The sudden seizure of Kabul by the Taliban after a lightning offensive has triggered sharp criticism of U.S. policy in Afghanistan from both allies and adversaries.
U.S. President Joe Biden defended the U.S. military withdrawal on August 16, blaming the Taliban’s takeover on the Afghan government and arguing that it was in U.S. national interest to end America’s longest war.
While conceding that the Taliban took control faster than he had expected as Afghanistan's military collapsed, Biden insisted there was never a good time to withdraw U.S. forces.
“Our mission in Afghanistan was never supposed to have been nation building,” Biden said in a national address from the White House. "After 20 years, I’ve learned the hard way that there was never a good time to withdraw U.S. forces.”
Biden said Afghanistan’s political leaders gave up and the Afghan military collapsed, sometimes without trying to fight.
“If anything, the developments of the past week reinforced that ending U.S. military involvement in Afghanistan now was the right decision,” Biden said. “American troops cannot and should not be fighting in a war and dying in a war that Afghan forces are not willing to fight for themselves.”
Many disagree with Biden's decision amid allegations of poor planning that led to chaotic scenes at the Kabul airport as the U.S. military and its allies try to evacuate their nationals and Afghans who worked alongside international forces.
In Washington, the president faces growing criticism, especially from Republicans in Congress, with critics saying that the United States' reputation as a global power had been badly tarnished.

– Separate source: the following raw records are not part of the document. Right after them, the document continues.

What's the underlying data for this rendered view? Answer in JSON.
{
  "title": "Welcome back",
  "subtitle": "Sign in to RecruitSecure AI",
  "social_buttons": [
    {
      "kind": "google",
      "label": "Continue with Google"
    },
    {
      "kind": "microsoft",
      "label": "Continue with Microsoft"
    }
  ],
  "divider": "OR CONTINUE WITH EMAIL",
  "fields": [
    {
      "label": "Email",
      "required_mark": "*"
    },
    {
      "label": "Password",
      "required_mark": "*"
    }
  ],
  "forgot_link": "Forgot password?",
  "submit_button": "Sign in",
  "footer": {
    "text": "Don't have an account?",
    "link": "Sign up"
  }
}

Representative Michael McCaul, the top Republican on the House Foreign Affairs Committee, told CNN on August 15 that the situation in Afghanistan is "an unmitigated disaster of epic proportions” and Biden will have “blood on his hands.”

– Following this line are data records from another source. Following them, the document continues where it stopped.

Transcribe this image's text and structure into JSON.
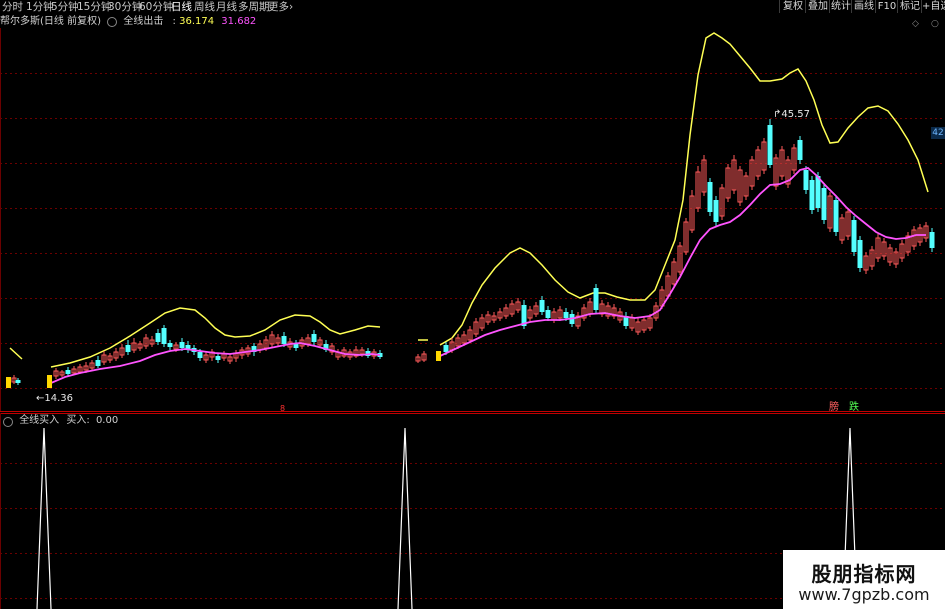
{
  "toolbar": {
    "periods": [
      "分时",
      "1分钟",
      "5分钟",
      "15分钟",
      "30分钟",
      "60分钟",
      "日线",
      "周线",
      "月线",
      "多周期",
      "更多"
    ],
    "active_period": "日线",
    "more_arrow": "›",
    "right_buttons": [
      "复权",
      "叠加",
      "统计",
      "画线",
      "F10",
      "标记",
      "+自选"
    ]
  },
  "main_panel": {
    "stock_title": "帮尔多斯(日线 前复权)",
    "indicator_name": "全线出击",
    "value1": "36.174",
    "value2": "31.682",
    "max_label": "45.57",
    "min_label": "14.36",
    "price_badge": "42",
    "rise_label": "膀",
    "fall_label": "跌",
    "small_mark": "8"
  },
  "indicator_panel": {
    "name": "全线买入",
    "label": "买入:",
    "value": "0.00"
  },
  "watermark": {
    "title": "股朋指标网",
    "url": "www.7gpzb.com"
  },
  "colors": {
    "up": "#ff5a5a",
    "down": "#54ffff",
    "upper_band": "#ffff54",
    "mid_line": "#ff54ff",
    "grid": "#6b0000",
    "signal": "#ffd700"
  },
  "chart_data": {
    "type": "candlestick",
    "price_range": [
      14.36,
      45.57
    ],
    "series": [
      {
        "name": "全线出击",
        "value": 36.174
      },
      {
        "name": "",
        "value": 31.682
      }
    ],
    "signal_peaks": 3
  }
}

"We are going to go back to a pre-9/11 state. A breeding ground for terrorism,” McCaul said.
In another interview with NBC, he said U.S. global standing “has been tremendously diminished because of this disaster.”
Criticism has been pouring in from the international community as well, not least from Washington's allies who were involved in the NATO mission in Afghanistan over the past two decades.
British Defense Secretary Ben Wallace, whose military was for years involved in combat operations against the Taliban, said the West's intervention was a job only half-done. The former British Army officer maintained the 20-year intervention by U.S.-led forces "wasn't a waste," but he accused Western powers of being short-sighted in policy matters.
"If it's a failure, it's a failure of the international community to not realize that you don't fix things overnight," he told the BBC, citing "a failure to recognize that military might on its own" could not completely resolve the situation in Afghanistan.
"Half the mission on its own...was entirely successful," he said, pointing to the removal of the Taliban following the September 11, 2001 attacks and the death of Al-Qaeda leader Osama bin Laden, which he said made the world safer.
But "that doesn't mean that the next 20 years are going to be the same," Wallace added, echoing concerns about the impact of the hard-line group's resurgence on world security.
German Chancellor Angela Merkel, speaking at an August 16 meeting with her CDU-CSU party leadership, said that NATO's decision to pull out after almost two decades of deployment was "ultimately made by the Americans," and that "domestic political reasons" were partly to blame. Germany must urgently evacuate up to 10,000 people from Afghanistan for whom its has responsibility, Merkel said.
CDU leader Armin Laschet, who is the party's candidate to succeed Merkel as chancellor in September elections, called the withdrawal of Western troops from Afghanistan the "biggest debacle" that NATO has suffered since its founding in 1949.
Chinese Foreign Minister Wang Yi told Secretary of State Antony Blinken on August 16 that the "hurried withdrawal" of U.S. troops from Afghanistan had a "serious negative impact," but pledged to work with Washington to promote stability in the country.
Much has changed in the two decades after the Taliban was overthrown by the U.S.-led invasion that overthrew the Taliban nearly 20 years ago, and some analysts have expressed concern that gains areas such as women's rights and the rights of the Hazaras minority group, will quickly disappear.